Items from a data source
--

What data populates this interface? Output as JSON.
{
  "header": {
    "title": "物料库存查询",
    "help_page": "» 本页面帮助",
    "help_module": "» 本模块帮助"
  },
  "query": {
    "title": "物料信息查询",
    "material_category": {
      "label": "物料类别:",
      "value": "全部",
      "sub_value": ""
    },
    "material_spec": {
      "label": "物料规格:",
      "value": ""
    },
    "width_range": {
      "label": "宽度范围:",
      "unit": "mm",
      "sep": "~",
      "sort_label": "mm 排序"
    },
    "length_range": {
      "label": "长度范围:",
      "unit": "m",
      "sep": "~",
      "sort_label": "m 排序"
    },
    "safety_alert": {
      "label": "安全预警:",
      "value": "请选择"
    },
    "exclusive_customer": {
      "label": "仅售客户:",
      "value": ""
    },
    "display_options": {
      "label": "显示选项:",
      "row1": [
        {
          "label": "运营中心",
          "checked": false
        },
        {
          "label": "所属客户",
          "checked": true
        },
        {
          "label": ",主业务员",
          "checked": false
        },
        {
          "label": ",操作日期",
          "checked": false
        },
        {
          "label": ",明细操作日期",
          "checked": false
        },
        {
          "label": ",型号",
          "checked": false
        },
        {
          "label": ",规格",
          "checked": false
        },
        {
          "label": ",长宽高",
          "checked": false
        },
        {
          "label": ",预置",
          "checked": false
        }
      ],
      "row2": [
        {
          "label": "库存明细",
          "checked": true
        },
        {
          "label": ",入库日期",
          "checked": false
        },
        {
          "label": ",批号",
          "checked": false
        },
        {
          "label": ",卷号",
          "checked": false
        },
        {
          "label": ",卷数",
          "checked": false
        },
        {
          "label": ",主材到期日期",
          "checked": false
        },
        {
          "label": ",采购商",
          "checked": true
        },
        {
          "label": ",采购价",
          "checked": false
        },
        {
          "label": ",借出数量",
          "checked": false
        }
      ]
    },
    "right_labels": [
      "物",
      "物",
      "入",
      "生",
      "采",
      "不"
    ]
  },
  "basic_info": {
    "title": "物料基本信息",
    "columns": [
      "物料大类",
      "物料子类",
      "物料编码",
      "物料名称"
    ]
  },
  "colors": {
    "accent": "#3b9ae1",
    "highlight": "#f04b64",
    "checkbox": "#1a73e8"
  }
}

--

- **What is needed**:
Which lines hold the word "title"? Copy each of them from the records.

- **Output of the exercise**:
    "title": "物料库存查询",
    "title": "物料信息查询",
    "title": "物料基本信息",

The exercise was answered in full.